App and web page records
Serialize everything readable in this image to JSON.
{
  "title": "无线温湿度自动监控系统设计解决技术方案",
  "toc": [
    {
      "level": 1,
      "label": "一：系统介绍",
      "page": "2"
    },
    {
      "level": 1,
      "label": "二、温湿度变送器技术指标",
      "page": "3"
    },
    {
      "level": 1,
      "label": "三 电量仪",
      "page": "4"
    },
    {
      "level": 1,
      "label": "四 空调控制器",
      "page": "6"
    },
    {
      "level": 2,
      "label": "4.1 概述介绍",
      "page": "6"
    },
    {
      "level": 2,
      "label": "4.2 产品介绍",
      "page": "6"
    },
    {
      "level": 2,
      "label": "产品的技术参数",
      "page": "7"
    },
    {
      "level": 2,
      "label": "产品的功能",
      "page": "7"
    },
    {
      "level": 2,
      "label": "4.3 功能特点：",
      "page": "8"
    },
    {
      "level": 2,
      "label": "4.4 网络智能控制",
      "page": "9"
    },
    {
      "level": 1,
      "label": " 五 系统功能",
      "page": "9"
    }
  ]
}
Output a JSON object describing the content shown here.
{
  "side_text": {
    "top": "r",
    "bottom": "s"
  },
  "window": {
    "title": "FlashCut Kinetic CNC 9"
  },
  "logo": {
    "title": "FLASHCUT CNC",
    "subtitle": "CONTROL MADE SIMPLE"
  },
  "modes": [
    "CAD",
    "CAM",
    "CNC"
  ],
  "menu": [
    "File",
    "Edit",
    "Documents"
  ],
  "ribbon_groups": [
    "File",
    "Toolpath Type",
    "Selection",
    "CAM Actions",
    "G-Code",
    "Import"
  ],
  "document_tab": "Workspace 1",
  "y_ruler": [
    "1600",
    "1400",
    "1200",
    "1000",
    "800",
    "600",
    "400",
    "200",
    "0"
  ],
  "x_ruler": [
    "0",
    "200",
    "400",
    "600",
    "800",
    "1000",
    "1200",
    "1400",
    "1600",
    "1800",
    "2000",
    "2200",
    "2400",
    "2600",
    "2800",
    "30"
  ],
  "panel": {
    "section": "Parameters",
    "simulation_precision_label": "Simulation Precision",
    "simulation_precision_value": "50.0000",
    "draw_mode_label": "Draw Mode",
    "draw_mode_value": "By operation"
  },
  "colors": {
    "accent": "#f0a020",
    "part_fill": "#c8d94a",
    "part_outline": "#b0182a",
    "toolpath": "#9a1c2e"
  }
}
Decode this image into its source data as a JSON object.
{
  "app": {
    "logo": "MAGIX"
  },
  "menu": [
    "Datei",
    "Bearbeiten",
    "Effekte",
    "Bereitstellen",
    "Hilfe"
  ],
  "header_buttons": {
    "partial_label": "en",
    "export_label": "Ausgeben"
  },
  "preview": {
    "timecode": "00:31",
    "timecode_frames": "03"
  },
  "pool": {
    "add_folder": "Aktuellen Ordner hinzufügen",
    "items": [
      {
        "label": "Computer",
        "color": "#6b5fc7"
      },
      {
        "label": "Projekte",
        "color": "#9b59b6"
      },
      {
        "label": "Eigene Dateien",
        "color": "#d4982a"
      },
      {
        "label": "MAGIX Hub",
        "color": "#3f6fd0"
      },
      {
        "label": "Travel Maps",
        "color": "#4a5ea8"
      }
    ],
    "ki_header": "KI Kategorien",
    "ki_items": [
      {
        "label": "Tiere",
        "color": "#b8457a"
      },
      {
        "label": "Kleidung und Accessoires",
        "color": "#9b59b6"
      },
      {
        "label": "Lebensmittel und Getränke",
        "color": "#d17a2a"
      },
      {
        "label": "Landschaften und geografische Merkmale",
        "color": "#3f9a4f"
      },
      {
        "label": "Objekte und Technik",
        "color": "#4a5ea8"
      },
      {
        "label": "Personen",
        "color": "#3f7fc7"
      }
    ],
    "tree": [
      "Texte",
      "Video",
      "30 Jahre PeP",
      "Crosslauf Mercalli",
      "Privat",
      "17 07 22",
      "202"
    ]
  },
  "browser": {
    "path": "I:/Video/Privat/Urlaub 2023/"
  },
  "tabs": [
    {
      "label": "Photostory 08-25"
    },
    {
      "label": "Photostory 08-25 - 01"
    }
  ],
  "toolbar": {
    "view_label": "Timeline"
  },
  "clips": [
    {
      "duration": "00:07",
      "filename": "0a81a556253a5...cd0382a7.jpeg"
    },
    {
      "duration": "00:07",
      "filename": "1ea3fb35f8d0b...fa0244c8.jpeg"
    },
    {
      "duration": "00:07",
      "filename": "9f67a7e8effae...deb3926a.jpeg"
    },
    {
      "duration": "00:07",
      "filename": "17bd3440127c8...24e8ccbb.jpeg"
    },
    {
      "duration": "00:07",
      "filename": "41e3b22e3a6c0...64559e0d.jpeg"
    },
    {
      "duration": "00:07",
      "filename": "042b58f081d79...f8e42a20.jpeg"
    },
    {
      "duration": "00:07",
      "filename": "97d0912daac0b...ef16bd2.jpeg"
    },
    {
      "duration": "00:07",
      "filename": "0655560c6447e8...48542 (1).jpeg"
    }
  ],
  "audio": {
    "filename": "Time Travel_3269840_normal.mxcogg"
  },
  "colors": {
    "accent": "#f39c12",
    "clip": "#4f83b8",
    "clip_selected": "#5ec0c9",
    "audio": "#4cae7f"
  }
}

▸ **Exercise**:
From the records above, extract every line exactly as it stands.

▸ **Answer to the exercise**:
Serialize everything readable in this image to JSON.
{
  "title": "无线温湿度自动监控系统设计解决技术方案",
  "toc": [
    {
      "level": 1,
      "label": "一：系统介绍",
      "page": "2"
    },
    {
      "level": 1,
      "label": "二、温湿度变送器技术指标",
      "page": "3"
    },
    {
      "level": 1,
      "label": "三 电量仪",
      "page": "4"
    },
    {
      "level": 1,
      "label": "四 空调控制器",
      "page": "6"
    },
    {
      "level": 2,
      "label": "4.1 概述介绍",
      "page": "6"
    },
    {
      "level": 2,
      "label": "4.2 产品介绍",
      "page": "6"
    },
    {
      "level": 2,
      "label": "产品的技术参数",
      "page": "7"
    },
    {
      "level": 2,
      "label": "产品的功能",
      "page": "7"
    },
    {
      "level": 2,
      "label": "4.3 功能特点：",
      "page": "8"
    },
    {
      "level": 2,
      "label": "4.4 网络智能控制",
      "page": "9"
    },
    {
      "level": 1,
      "label": " 五 系统功能",
      "page": "9"
    }
  ]
}
Output a JSON object describing the content shown here.
{
  "side_text": {
    "top": "r",
    "bottom": "s"
  },
  "window": {
    "title": "FlashCut Kinetic CNC 9"
  },
  "logo": {
    "title": "FLASHCUT CNC",
    "subtitle": "CONTROL MADE SIMPLE"
  },
  "modes": [
    "CAD",
    "CAM",
    "CNC"
  ],
  "menu": [
    "File",
    "Edit",
    "Documents"
  ],
  "ribbon_groups": [
    "File",
    "Toolpath Type",
    "Selection",
    "CAM Actions",
    "G-Code",
    "Import"
  ],
  "document_tab": "Workspace 1",
  "y_ruler": [
    "1600",
    "1400",
    "1200",
    "1000",
    "800",
    "600",
    "400",
    "200",
    "0"
  ],
  "x_ruler": [
    "0",
    "200",
    "400",
    "600",
    "800",
    "1000",
    "1200",
    "1400",
    "1600",
    "1800",
    "2000",
    "2200",
    "2400",
    "2600",
    "2800",
    "30"
  ],
  "panel": {
    "section": "Parameters",
    "simulation_precision_label": "Simulation Precision",
    "simulation_precision_value": "50.0000",
    "draw_mode_label": "Draw Mode",
    "draw_mode_value": "By operation"
  },
  "colors": {
    "accent": "#f0a020",
    "part_fill": "#c8d94a",
    "part_outline": "#b0182a",
    "toolpath": "#9a1c2e"
  }
}
Decode this image into its source data as a JSON object.
{
  "app": {
    "logo": "MAGIX"
  },
  "menu": [
    "Datei",
    "Bearbeiten",
    "Effekte",
    "Bereitstellen",
    "Hilfe"
  ],
  "header_buttons": {
    "partial_label": "en",
    "export_label": "Ausgeben"
  },
  "preview": {
    "timecode": "00:31",
    "timecode_frames": "03"
  },
  "pool": {
    "add_folder": "Aktuellen Ordner hinzufügen",
    "items": [
      {
        "label": "Computer",
        "color": "#6b5fc7"
      },
      {
        "label": "Projekte",
        "color": "#9b59b6"
      },
      {
        "label": "Eigene Dateien",
        "color": "#d4982a"
      },
      {
        "label": "MAGIX Hub",
        "color": "#3f6fd0"
      },
      {
        "label": "Travel Maps",
        "color": "#4a5ea8"
      }
    ],
    "ki_header": "KI Kategorien",
    "ki_items": [
      {
        "label": "Tiere",
        "color": "#b8457a"
      },
      {
        "label": "Kleidung und Accessoires",
        "color": "#9b59b6"
      },
      {
        "label": "Lebensmittel und Getränke",
        "color": "#d17a2a"
      },
      {
        "label": "Landschaften und geografische Merkmale",
        "color": "#3f9a4f"
      },
      {
        "label": "Objekte und Technik",
        "color": "#4a5ea8"
      },
      {
        "label": "Personen",
        "color": "#3f7fc7"
      }
    ],
    "tree": [
      "Texte",
      "Video",
      "30 Jahre PeP",
      "Crosslauf Mercalli",
      "Privat",
      "17 07 22",
      "202"
    ]
  },
  "browser": {
    "path": "I:/Video/Privat/Urlaub 2023/"
  },
  "tabs": [
    {
      "label": "Photostory 08-25"
    },
    {
      "label": "Photostory 08-25 - 01"
    }
  ],
  "toolbar": {
    "view_label": "Timeline"
  },
  "clips": [
    {
      "duration": "00:07",
      "filename": "0a81a556253a5...cd0382a7.jpeg"
    },
    {
      "duration": "00:07",
      "filename": "1ea3fb35f8d0b...fa0244c8.jpeg"
    },
    {
      "duration": "00:07",
      "filename": "9f67a7e8effae...deb3926a.jpeg"
    },
    {
      "duration": "00:07",
      "filename": "17bd3440127c8...24e8ccbb.jpeg"
    },
    {
      "duration": "00:07",
      "filename": "41e3b22e3a6c0...64559e0d.jpeg"
    },
    {
      "duration": "00:07",
      "filename": "042b58f081d79...f8e42a20.jpeg"
    },
    {
      "duration": "00:07",
      "filename": "97d0912daac0b...ef16bd2.jpeg"
    },
    {
      "duration": "00:07",
      "filename": "0655560c6447e8...48542 (1).jpeg"
    }
  ],
  "audio": {
    "filename": "Time Travel_3269840_normal.mxcogg"
  },
  "colors": {
    "accent": "#f39c12",
    "clip": "#4f83b8",
    "clip_selected": "#5ec0c9",
    "audio": "#4cae7f"
  }
}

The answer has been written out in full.